Speaking of fighters, not long after they cancelled PR2, they began work on a 3D fighter called Tenth Degree: Juko Threat. As they had some trouble coming up with a fighting game that would work, they enlisted the talent of James Goddard who had worked on the Street Fighter series. They managed to create a fast paced 3D fighter but in 1998 the fighter market was cooling off so it was canned anyways, along with another 2D fighting game called Bloodlust. Much less is know about the latter game other than it was also in the works for the PSX and for some reason they were tying it with International Karate from the 80s even though it looked nothing like it. Bloodlust info at Unseen64.net
We finally come to a close with the last project at Atari Games although by this time it was known as Midway Games West. After San Fransisco Rush 2049 they were working on a sequel to Rush called Hot Rod Rebels. It wasn’t terribly far along by the time it was cancelled and as it was, the content was more of a mod to SF Rush 2049 instead of a standalone game as the selection screens and the sounds were still 2049! Only when you got into the game it was different, along with an improved cabinet. It was going to have an enhanced sound system with extra speakers built into the seat, an 8-ball shifter and a foot pedal shaped like a caveman foot. System16 has many details and below is a video from Atarigames.com

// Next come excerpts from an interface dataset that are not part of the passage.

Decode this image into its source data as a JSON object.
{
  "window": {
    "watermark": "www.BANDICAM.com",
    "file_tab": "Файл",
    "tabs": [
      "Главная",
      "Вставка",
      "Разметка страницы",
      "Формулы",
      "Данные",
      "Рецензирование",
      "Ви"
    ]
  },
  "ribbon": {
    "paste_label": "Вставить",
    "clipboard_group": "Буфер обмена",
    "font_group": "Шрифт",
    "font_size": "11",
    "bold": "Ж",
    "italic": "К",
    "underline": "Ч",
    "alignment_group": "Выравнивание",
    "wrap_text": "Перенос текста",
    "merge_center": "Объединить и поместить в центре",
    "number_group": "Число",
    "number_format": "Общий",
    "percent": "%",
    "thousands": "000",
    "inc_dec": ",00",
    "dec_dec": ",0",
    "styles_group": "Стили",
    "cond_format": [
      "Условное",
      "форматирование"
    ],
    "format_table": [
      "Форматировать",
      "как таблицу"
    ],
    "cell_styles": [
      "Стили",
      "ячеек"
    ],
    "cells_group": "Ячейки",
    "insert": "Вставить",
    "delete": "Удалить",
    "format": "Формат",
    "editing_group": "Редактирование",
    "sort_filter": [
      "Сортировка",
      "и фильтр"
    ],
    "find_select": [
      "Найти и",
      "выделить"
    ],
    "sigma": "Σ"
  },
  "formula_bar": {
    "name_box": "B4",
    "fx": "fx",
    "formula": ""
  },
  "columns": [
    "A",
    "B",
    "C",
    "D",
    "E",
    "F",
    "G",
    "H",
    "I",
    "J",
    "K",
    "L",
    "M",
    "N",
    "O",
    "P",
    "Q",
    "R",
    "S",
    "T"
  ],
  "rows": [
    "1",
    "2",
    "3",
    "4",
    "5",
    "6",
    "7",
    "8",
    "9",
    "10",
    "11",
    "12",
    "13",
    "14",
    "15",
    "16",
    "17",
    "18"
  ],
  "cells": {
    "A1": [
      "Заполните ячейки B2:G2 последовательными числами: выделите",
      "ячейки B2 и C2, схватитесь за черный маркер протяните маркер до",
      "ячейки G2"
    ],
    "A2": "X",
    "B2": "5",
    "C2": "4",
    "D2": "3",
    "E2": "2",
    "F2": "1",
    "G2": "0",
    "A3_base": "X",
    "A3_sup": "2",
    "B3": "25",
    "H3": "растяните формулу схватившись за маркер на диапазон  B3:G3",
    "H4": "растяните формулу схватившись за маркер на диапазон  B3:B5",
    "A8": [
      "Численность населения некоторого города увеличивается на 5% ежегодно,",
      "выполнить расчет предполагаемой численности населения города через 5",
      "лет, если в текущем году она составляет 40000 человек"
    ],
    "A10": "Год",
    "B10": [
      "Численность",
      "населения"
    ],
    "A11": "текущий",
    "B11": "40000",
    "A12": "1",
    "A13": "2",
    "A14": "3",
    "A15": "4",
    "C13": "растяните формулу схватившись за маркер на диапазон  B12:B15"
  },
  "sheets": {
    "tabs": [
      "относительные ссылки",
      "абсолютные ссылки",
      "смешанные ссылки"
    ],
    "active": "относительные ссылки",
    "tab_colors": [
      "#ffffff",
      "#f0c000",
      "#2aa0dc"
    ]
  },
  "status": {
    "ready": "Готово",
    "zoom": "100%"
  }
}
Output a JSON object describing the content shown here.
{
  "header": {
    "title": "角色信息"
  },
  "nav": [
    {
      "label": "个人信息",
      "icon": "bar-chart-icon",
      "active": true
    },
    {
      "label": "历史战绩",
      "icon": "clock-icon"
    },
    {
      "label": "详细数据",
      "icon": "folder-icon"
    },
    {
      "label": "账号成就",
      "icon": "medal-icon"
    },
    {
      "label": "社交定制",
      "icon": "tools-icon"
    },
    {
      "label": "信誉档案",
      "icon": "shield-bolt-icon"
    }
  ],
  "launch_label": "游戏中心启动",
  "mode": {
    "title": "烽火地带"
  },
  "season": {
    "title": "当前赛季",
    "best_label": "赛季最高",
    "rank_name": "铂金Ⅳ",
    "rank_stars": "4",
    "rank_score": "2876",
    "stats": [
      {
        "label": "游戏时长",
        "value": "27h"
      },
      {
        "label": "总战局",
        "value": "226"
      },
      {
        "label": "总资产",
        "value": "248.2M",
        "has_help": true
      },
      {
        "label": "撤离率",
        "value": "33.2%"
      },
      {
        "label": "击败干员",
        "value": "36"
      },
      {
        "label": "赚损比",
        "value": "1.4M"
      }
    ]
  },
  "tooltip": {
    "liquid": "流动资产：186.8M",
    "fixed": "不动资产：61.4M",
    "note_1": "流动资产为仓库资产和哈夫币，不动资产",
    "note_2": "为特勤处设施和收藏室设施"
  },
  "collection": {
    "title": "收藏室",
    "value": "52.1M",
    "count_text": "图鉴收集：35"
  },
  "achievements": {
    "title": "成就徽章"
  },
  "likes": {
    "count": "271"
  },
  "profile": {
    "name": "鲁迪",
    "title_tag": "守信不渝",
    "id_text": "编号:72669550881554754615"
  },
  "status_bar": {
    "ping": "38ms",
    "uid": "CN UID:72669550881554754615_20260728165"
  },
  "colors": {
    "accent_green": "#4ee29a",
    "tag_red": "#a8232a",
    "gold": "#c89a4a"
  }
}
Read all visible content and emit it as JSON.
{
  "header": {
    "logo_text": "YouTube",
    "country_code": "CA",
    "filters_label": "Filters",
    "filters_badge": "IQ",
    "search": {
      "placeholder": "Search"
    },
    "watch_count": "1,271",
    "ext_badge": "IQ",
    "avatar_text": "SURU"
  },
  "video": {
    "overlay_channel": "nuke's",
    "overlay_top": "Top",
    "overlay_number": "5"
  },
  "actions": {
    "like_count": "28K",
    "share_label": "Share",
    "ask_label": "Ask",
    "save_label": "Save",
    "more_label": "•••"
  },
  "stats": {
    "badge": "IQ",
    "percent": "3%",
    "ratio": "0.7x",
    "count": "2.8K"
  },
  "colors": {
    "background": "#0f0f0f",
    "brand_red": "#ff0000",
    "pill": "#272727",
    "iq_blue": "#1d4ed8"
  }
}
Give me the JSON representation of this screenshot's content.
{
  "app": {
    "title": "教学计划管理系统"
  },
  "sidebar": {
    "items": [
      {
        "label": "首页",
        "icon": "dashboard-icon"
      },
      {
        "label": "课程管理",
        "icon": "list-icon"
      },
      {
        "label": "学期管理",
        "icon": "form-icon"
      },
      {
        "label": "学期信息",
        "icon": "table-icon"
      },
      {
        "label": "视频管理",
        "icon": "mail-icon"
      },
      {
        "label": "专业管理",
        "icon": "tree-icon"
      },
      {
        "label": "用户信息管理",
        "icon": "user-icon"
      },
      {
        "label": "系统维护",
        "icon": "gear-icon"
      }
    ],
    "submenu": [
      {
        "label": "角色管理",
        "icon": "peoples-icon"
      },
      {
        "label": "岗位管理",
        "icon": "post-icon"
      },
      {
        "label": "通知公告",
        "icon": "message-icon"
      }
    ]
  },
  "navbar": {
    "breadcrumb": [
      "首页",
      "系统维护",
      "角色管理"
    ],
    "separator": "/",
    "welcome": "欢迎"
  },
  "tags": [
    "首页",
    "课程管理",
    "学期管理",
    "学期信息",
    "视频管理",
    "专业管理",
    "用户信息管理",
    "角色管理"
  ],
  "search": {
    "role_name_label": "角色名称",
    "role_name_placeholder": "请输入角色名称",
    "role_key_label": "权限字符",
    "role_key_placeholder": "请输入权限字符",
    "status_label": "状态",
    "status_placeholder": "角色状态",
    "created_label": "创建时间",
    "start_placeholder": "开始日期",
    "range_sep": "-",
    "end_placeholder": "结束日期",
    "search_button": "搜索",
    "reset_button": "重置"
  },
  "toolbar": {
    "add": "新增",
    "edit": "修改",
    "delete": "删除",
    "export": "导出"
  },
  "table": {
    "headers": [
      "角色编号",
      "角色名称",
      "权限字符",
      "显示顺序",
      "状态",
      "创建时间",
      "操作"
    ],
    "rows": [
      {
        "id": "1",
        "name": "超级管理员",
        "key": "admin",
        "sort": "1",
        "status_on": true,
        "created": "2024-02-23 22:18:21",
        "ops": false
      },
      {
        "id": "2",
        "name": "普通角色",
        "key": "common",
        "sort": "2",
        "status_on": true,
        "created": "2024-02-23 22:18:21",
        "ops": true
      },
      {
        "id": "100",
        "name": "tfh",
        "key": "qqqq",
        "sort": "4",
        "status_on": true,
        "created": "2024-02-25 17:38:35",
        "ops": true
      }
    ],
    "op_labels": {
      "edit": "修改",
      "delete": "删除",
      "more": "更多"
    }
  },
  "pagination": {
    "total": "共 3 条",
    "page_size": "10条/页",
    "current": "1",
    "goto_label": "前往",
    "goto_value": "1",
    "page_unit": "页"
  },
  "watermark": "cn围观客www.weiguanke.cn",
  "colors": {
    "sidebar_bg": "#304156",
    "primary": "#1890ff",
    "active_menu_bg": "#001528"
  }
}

Well I hope you enjoyed that extensive look at the prototypes of Atari. I know I didn’t cover every single one, but for the remainder so little is known about them that it’s not worth the trouble anyways. Prototypes are a window into what could have been, although at times it was obvious that the concept just wouldn’t work, which is why it was cancelled in the first place.